By BeauHD from Slashdot's new-and-improved department
An anonymous reader writes: Apparently, during the past months it has started coming to the surface the fact that most top-tier Android malware was actually related, coming from a common malware variant called GM Bot, and sold for only $5,000 on underground hacking forums. Taking advantage of his new found glory, the coder behind that malware has now released a second version, three times the price of the first, complete with 3 exploits that can guarantee root access on older versions of Android (which are plenty thanks to [ignorant] OEMs and carriers). Some of the malware that originated from GM Bot includes: SimpleLocker (first crypto-ransomware for Android), AceCard (considered the most sophisticated Android malware to date), Bankosy and SlemBunk (banking trojan and backdoor), and Mazar Bot (banking trojan, backdoor and ransomware). To make things worse, GM Bot v1's source code also got leaked online, making it available to any halfwit developer that wants a crack at a cybercrime career.Read Replies (0)
By timothy from Slashdot's or-is-that-have-been-released department
Burz writes: Invisible Things Labs has released Qubes OS 3.1. Some of the features recently introduced into this secure concept, single-user desktop OS are Salt management, the Odyssey abstraction layer, and UEFI boot support. The 3.x series also lays the groundwork for distributed verifiable builds, Whonix VMs for Tor isolation, split-GPG key management, USB sandboxing, and a host of others.

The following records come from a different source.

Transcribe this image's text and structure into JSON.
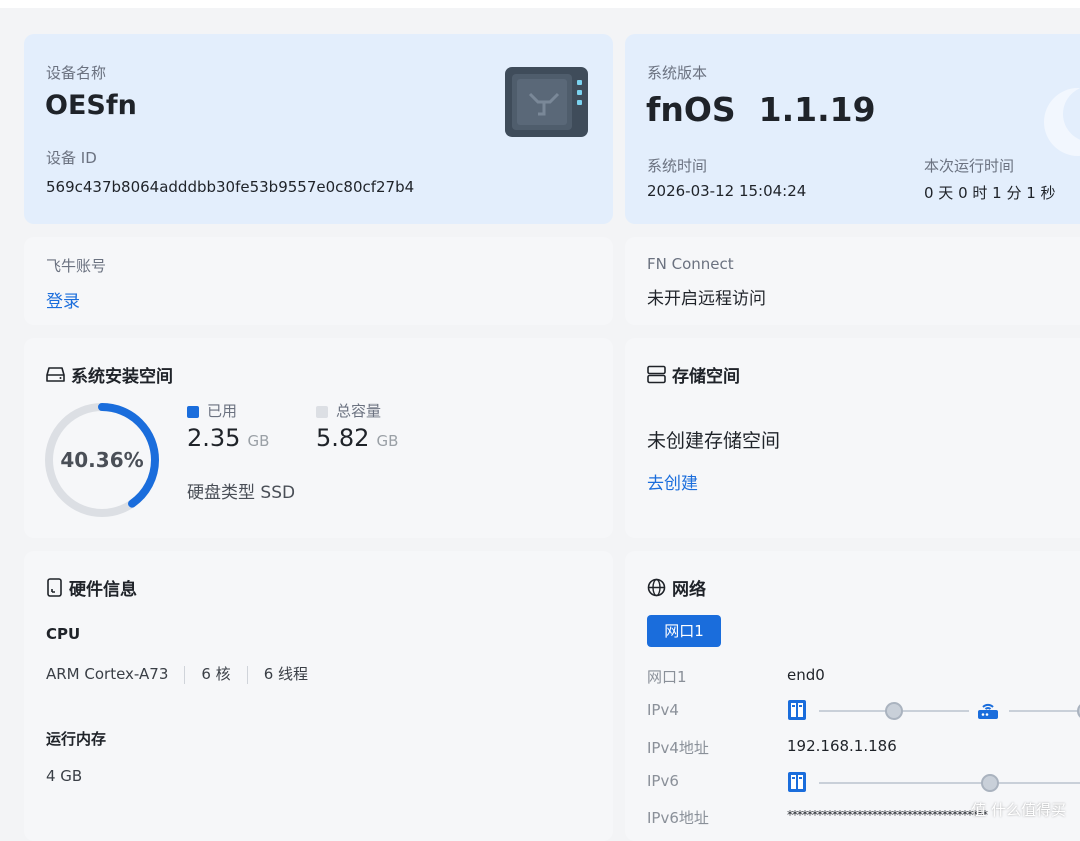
{
  "device": {
    "name_label": "设备名称",
    "name": "OESfn",
    "id_label": "设备 ID",
    "id": "569c437b8064adddbb30fe53b9557e0c80cf27b4"
  },
  "system": {
    "version_label": "系统版本",
    "version": "fnOS  1.1.19",
    "time_label": "系统时间",
    "time": "2026-03-12 15:04:24",
    "uptime_label": "本次运行时间",
    "uptime": "0 天 0 时 1 分 1 秒"
  },
  "account": {
    "label": "飞牛账号",
    "login": "登录"
  },
  "fn_connect": {
    "label": "FN Connect",
    "status": "未开启远程访问"
  },
  "system_space": {
    "title": "系统安装空间",
    "percent_text": "40.36%",
    "percent": 40.36,
    "used_label": "已用",
    "used_value": "2.35",
    "used_unit": "GB",
    "total_label": "总容量",
    "total_value": "5.82",
    "total_unit": "GB",
    "disk_type": "硬盘类型 SSD",
    "used_color": "#1a6ddc",
    "track_color": "#dcdfe4"
  },
  "storage": {
    "title": "存储空间",
    "status": "未创建存储空间",
    "create_link": "去创建"
  },
  "hardware": {
    "title": "硬件信息",
    "cpu_label": "CPU",
    "cpu_model": "ARM Cortex-A73",
    "cpu_cores": "6 核",
    "cpu_threads": "6 线程",
    "mem_label": "运行内存",
    "mem_value": "4 GB"
  },
  "network": {
    "title": "网络",
    "tab": "网口1",
    "rows": [
      {
        "label": "网口1",
        "value": "end0"
      },
      {
        "label": "IPv4",
        "value": ""
      },
      {
        "label": "IPv4地址",
        "value": "192.168.1.186"
      },
      {
        "label": "IPv6",
        "value": ""
      },
      {
        "label": "IPv6地址",
        "value": "****************************************"
      }
    ]
  },
  "watermark": "值 什么值得买"
}
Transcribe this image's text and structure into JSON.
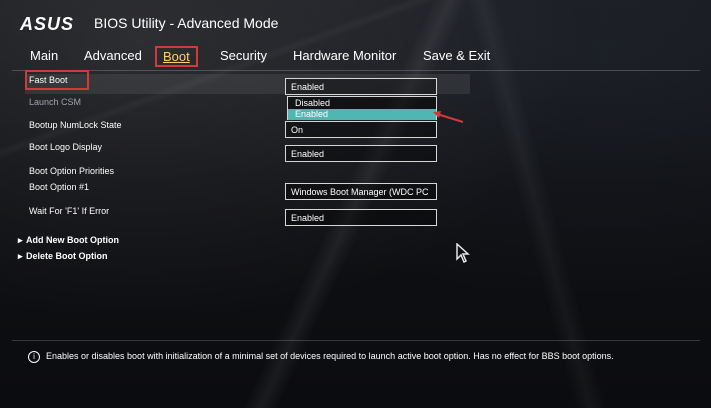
{
  "header": {
    "logo": "ASUS",
    "title": "BIOS Utility - Advanced Mode"
  },
  "tabs": [
    {
      "label": "Main"
    },
    {
      "label": "Advanced"
    },
    {
      "label": "Boot"
    },
    {
      "label": "Security"
    },
    {
      "label": "Hardware Monitor"
    },
    {
      "label": "Save & Exit"
    }
  ],
  "settings": {
    "fast_boot": {
      "label": "Fast Boot",
      "value": "Enabled"
    },
    "launch_csm": {
      "label": "Launch CSM"
    },
    "numlock": {
      "label": "Bootup NumLock State",
      "value": "On"
    },
    "boot_logo": {
      "label": "Boot Logo Display",
      "value": "Enabled"
    },
    "boot_priorities": {
      "label": "Boot Option Priorities"
    },
    "boot_option_1": {
      "label": "Boot Option #1",
      "value": "Windows Boot Manager (WDC PC"
    },
    "wait_f1": {
      "label": "Wait For 'F1' If Error",
      "value": "Enabled"
    }
  },
  "dropdown": {
    "options": [
      "Disabled",
      "Enabled"
    ],
    "selected": "Enabled"
  },
  "submenus": [
    {
      "label": "Add New Boot Option"
    },
    {
      "label": "Delete Boot Option"
    }
  ],
  "help": {
    "text": "Enables or disables boot with initialization of a minimal set of devices required to launch active boot option. Has no effect for BBS boot options."
  },
  "colors": {
    "accent_selected": "#4fb7b1",
    "annotation_red": "#d23a3a"
  },
  "icons": {
    "help": "info-icon",
    "submenu": "chevron-right-icon",
    "cursor": "mouse-cursor-icon"
  }
}
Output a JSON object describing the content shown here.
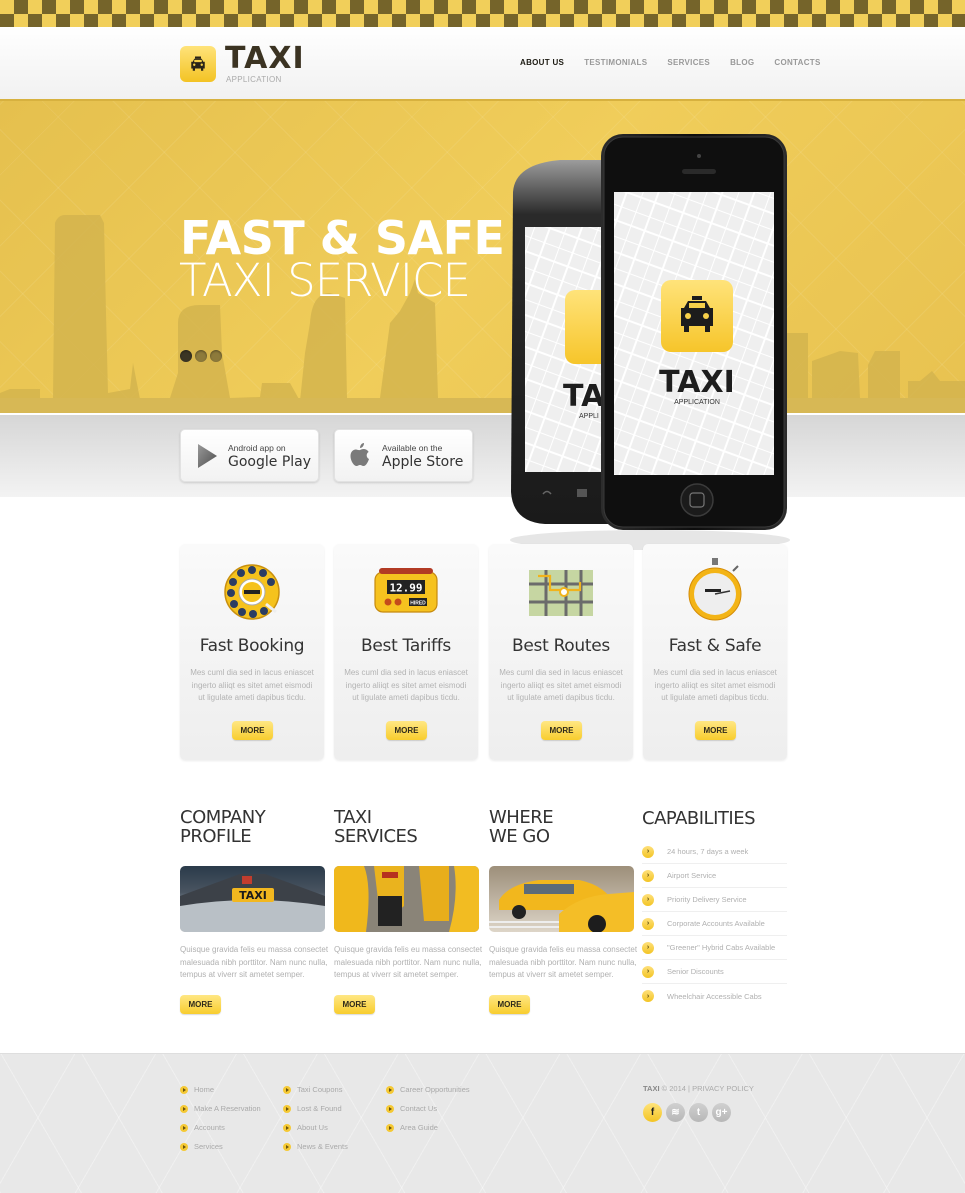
{
  "header": {
    "logo_title": "TAXI",
    "logo_subtitle": "APPLICATION",
    "nav": [
      {
        "label": "ABOUT US",
        "active": true
      },
      {
        "label": "TESTIMONIALS",
        "active": false
      },
      {
        "label": "SERVICES",
        "active": false
      },
      {
        "label": "BLOG",
        "active": false
      },
      {
        "label": "CONTACTS",
        "active": false
      }
    ]
  },
  "hero": {
    "title_line1": "FAST & SAFE",
    "title_line2": "TAXI SERVICE",
    "slider_count": 3,
    "slider_active": 1,
    "phone_app_title": "TAXI",
    "phone_app_subtitle": "APPLICATION",
    "store_buttons": [
      {
        "small": "Android app on",
        "big": "Google Play",
        "icon": "google-play-icon"
      },
      {
        "small": "Available on the",
        "big": "Apple Store",
        "icon": "apple-icon"
      }
    ]
  },
  "features": [
    {
      "title": "Fast Booking",
      "icon": "rotary-phone-icon",
      "text": "Mes cuml dia sed in lacus eniascet ingerto aliiqt es sitet amet eismodi ut ligulate ameti dapibus ticdu.",
      "button": "MORE"
    },
    {
      "title": "Best Tariffs",
      "icon": "taximeter-icon",
      "text": "Mes cuml dia sed in lacus eniascet ingerto aliiqt es sitet amet eismodi ut ligulate ameti dapibus ticdu.",
      "button": "MORE",
      "meter": "12.99",
      "meter_label": "HIRED"
    },
    {
      "title": "Best Routes",
      "icon": "route-map-icon",
      "text": "Mes cuml dia sed in lacus eniascet ingerto aliiqt es sitet amet eismodi ut ligulate ameti dapibus ticdu.",
      "button": "MORE"
    },
    {
      "title": "Fast & Safe",
      "icon": "stopwatch-icon",
      "text": "Mes cuml dia sed in lacus eniascet ingerto aliiqt es sitet amet eismodi ut ligulate ameti dapibus ticdu.",
      "button": "MORE"
    }
  ],
  "columns": [
    {
      "title": "COMPANY\nPROFILE",
      "image": "taxi-roof-sign-photo",
      "text": "Quisque gravida felis eu massa consectet malesuada nibh porttitor. Nam nunc nulla, tempus at viverr sit ametet semper.",
      "button": "MORE"
    },
    {
      "title": "TAXI\nSERVICES",
      "image": "taxi-row-photo",
      "text": "Quisque gravida felis eu massa consectet malesuada nibh porttitor. Nam nunc nulla, tempus at viverr sit ametet semper.",
      "button": "MORE"
    },
    {
      "title": "WHERE\nWE GO",
      "image": "city-taxis-photo",
      "text": "Quisque gravida felis eu massa consectet malesuada nibh porttitor. Nam nunc nulla, tempus at viverr sit ametet semper.",
      "button": "MORE"
    }
  ],
  "capabilities": {
    "title": "CAPABILITIES",
    "items": [
      "24 hours, 7 days a week",
      "Airport Service",
      "Priority Delivery Service",
      "Corporate Accounts Available",
      "\"Greener\" Hybrid Cabs Available",
      "Senior Discounts",
      "Wheelchair Accessible Cabs"
    ]
  },
  "footer": {
    "links_col1": [
      "Home",
      "Make A Reservation",
      "Accounts",
      "Services"
    ],
    "links_col2": [
      "Taxi Coupons",
      "Lost & Found",
      "About Us",
      "News & Events"
    ],
    "links_col3": [
      "Career Opportunities",
      "Contact Us",
      "Area Guide"
    ],
    "brand": "TAXI",
    "copyright": "© 2014",
    "separator": "|",
    "privacy": "PRIVACY POLICY",
    "social": [
      {
        "name": "facebook",
        "glyph": "f"
      },
      {
        "name": "rss",
        "glyph": "≋"
      },
      {
        "name": "twitter",
        "glyph": "t"
      },
      {
        "name": "google-plus",
        "glyph": "g+"
      }
    ]
  },
  "colors": {
    "accent_yellow": "#f8cd2e",
    "hero_yellow": "#f0cd5a",
    "checker_dark": "#75642a",
    "text_dark": "#333333",
    "text_muted": "#b0b0b0"
  }
}
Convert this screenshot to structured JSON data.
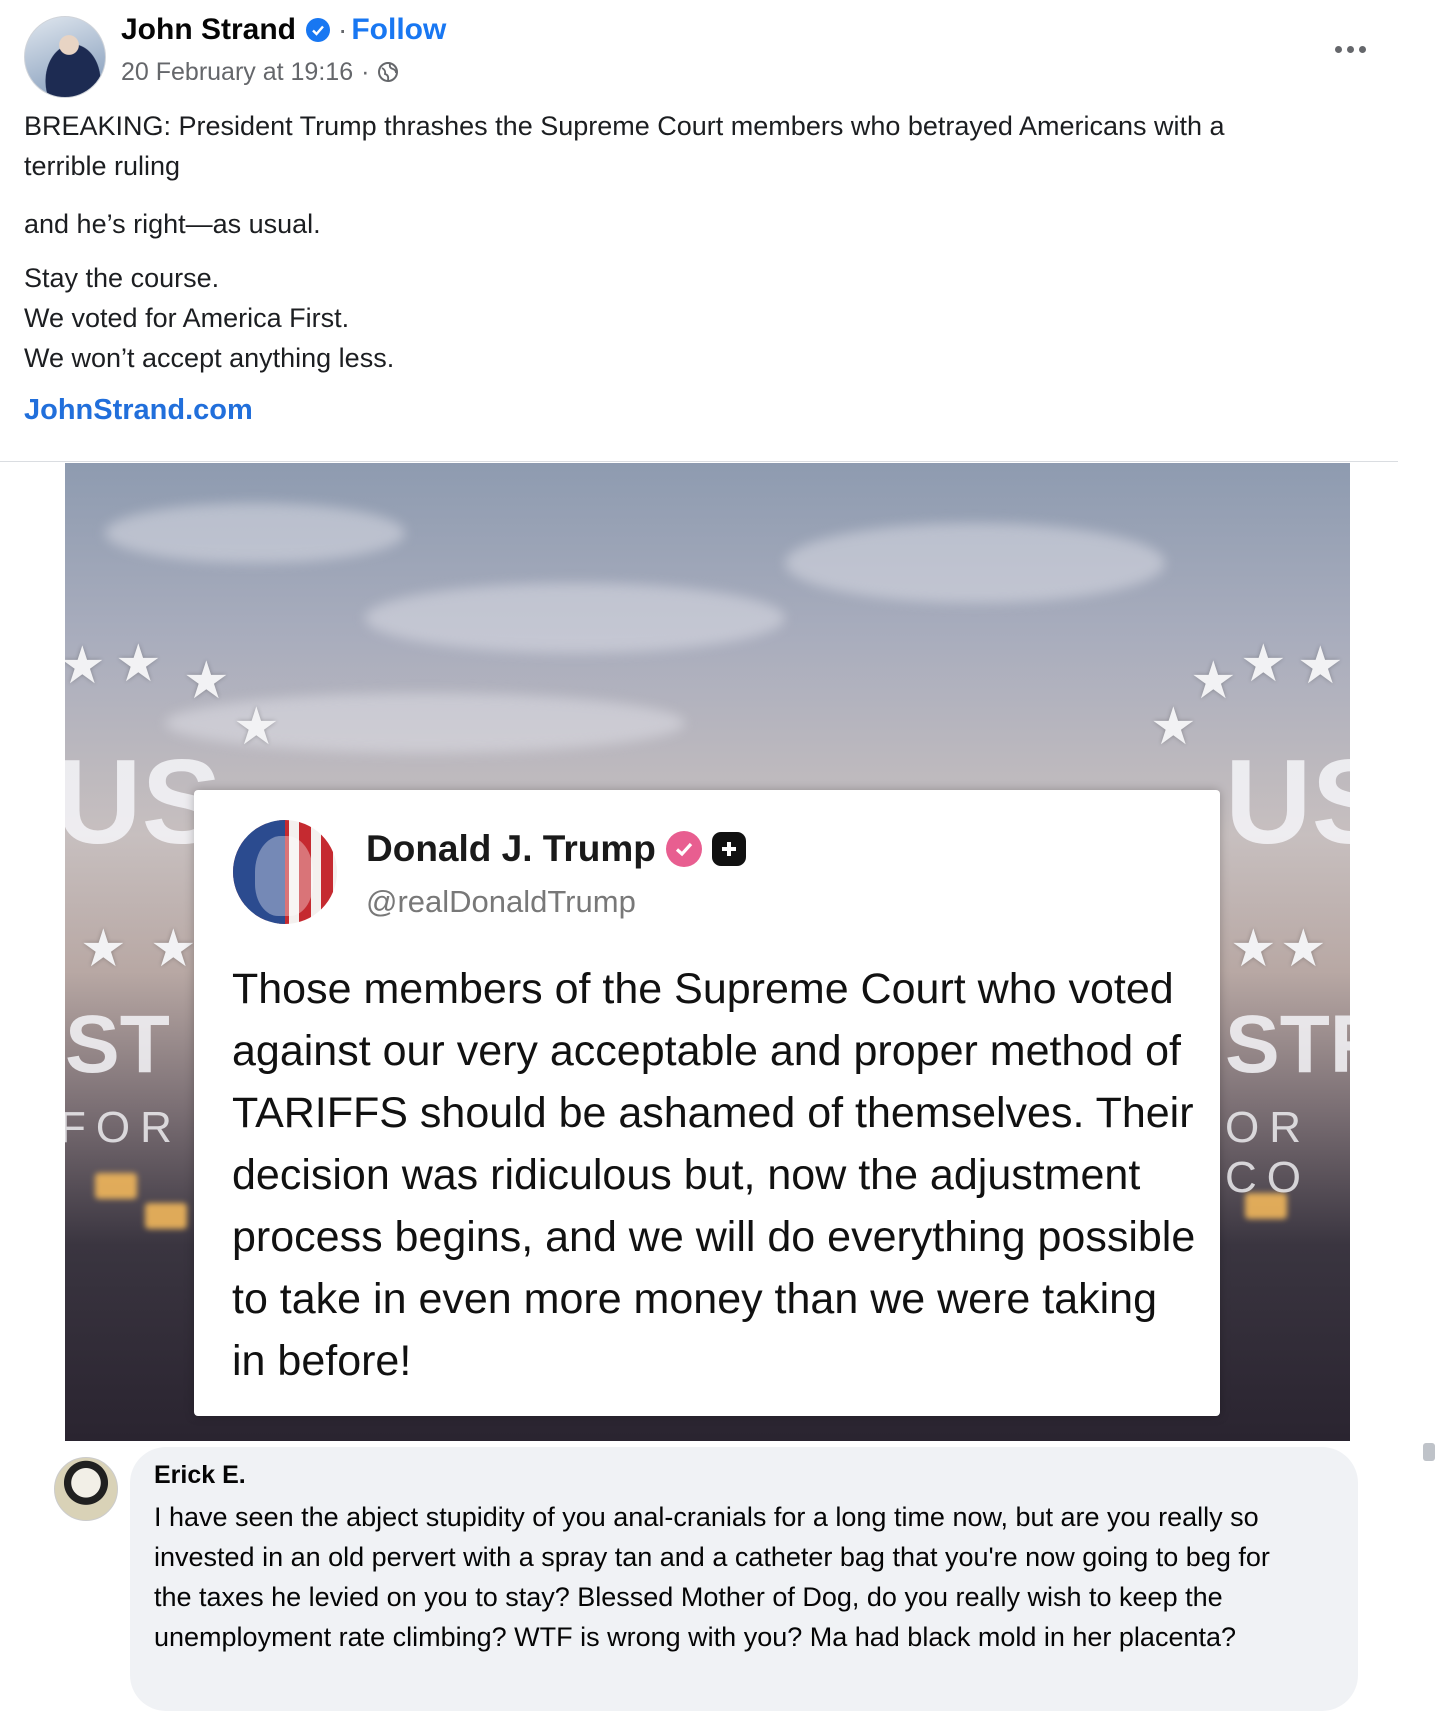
{
  "post": {
    "author": "John Strand",
    "follow_label": "Follow",
    "dot": "·",
    "timestamp": "20 February at 19:16",
    "meta_dot": "·",
    "paragraphs": [
      "BREAKING: President Trump thrashes the Supreme Court members who betrayed Americans with a\nterrible ruling",
      "and he’s right—as usual.",
      "Stay the course.\nWe voted for America First.\nWe won’t accept anything less."
    ],
    "link": "JohnStrand.com"
  },
  "shared_image": {
    "bg_letters_left": "US",
    "bg_letters_right": "US",
    "bg_strip_left": "ST",
    "bg_strip_right": "STR",
    "bg_sub_left": "FOR C",
    "bg_sub_right": "OR CO",
    "truth": {
      "name": "Donald J. Trump",
      "handle": "@realDonaldTrump",
      "body": "Those members of the Supreme Court who voted against our very acceptable and proper method of TARIFFS should be ashamed of themselves. Their decision was ridiculous but, now the adjustment process begins, and we will do everything possible to take in even more money than we were taking in before!"
    }
  },
  "comment": {
    "author": "Erick E.",
    "text": "I have seen the abject stupidity of you anal-cranials for a long time now, but are you really so invested in an old pervert with a spray tan and a catheter bag that you're now going to beg for the taxes he levied on you to stay? Blessed Mother of Dog, do you really wish to keep the unemployment rate climbing? WTF is wrong with you? Ma had black mold in her placenta?"
  },
  "colors": {
    "link_blue": "#1877f2",
    "verified_pink": "#e85e90",
    "comment_bg": "#f0f2f5"
  },
  "icons": [
    "verified-badge-icon",
    "globe-icon",
    "more-options-icon",
    "truth-verified-icon",
    "truth-plus-icon"
  ]
}
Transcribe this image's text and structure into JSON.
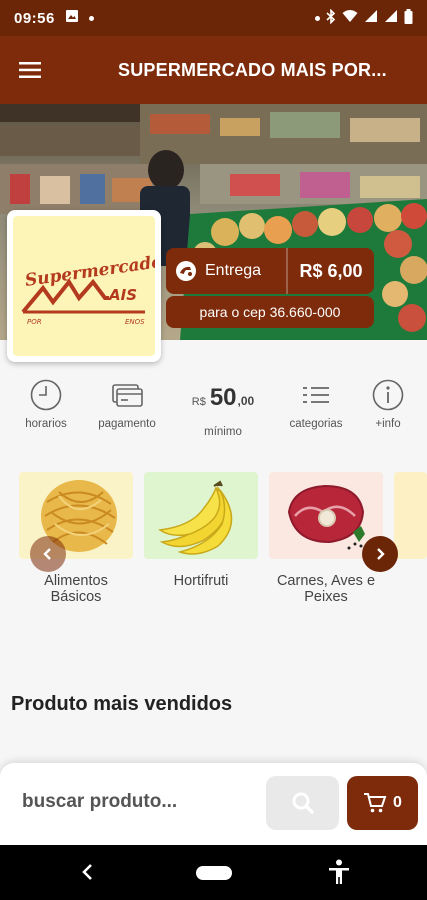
{
  "status_bar": {
    "time": "09:56"
  },
  "app_bar": {
    "title": "SUPERMERCADO MAIS POR..."
  },
  "store": {
    "logo_text": "Supermercado",
    "logo_big": "AIS",
    "logo_sub_left": "POR",
    "logo_sub_right": "ENOS"
  },
  "delivery": {
    "label": "Entrega",
    "price": "R$ 6,00",
    "cep": "para o cep 36.660-000"
  },
  "info": {
    "horarios": "horarios",
    "pagamento": "pagamento",
    "min_currency": "R$",
    "min_int": "50",
    "min_dec": ",00",
    "minimo": "mínimo",
    "categorias": "categorias",
    "mais_info": "+info"
  },
  "categories": [
    {
      "name": "Alimentos Básicos"
    },
    {
      "name": "Hortifruti"
    },
    {
      "name": "Carnes, Aves e Peixes"
    }
  ],
  "section_title": "Produto mais vendidos",
  "search": {
    "placeholder": "buscar produto..."
  },
  "cart": {
    "count": "0"
  },
  "colors": {
    "brand": "#7d2b0b",
    "status_bar": "#6b2607"
  }
}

Qubes has recently gained a following among privacy advocates, notable among them journalist J.M. Porup, Micah Lee at The Intercept and Edward Snowden.
Embodying a shift away from complex kernel-based security and towards bare metal hypervisors and IOMMUs for strict isolation of hardware components, Qubes seals off the usual channels for 'VM breakout' and DMA attacks. It isolates NICs and USB hardware within unprivileged VMs which are themselves are a re-working of the usual concept, each booting from read-only OS 'templates' which can be shared. Graphics are also virtualized behind a simple, hardened interface. Some of the more interesting attacks mitigated by Qubes are Evil Maid, BadBIOS, BadUSB and Mousejack.Read Replies (0)
By BeauHD from Slashdot's gelatinous-binge-watching-humans department
mmoorebz writes: Netflix is known as a place to binge watch television, but behind the scenes, there's a lot that goes on before everyone's favorite show can be streamed. The first step to deploying an application or service is building. Netflix created Nebula, a set of plugins for the Gradle build system, that "help with the heavy-lifting around building applications," said the engineers. Once the code has been built and tested locally using Nebula, the team pushes the updated source code to a Git repository. Every deployment at Neflix begins with the creation of an Amazon Machine Image, and to generate them from source, Netflix created what it calls "the Bakery." It exposes an API that facilitates the creation of AMIs globally, according to the blog. When it comes time to deploy and after the "baking" is complete, teams will use Spinnaker to manage multi-region deployments, canary releases, and red/black deployments. Netflix is continuing to look at the developer experience and determine how it can improve.Read Replies (0)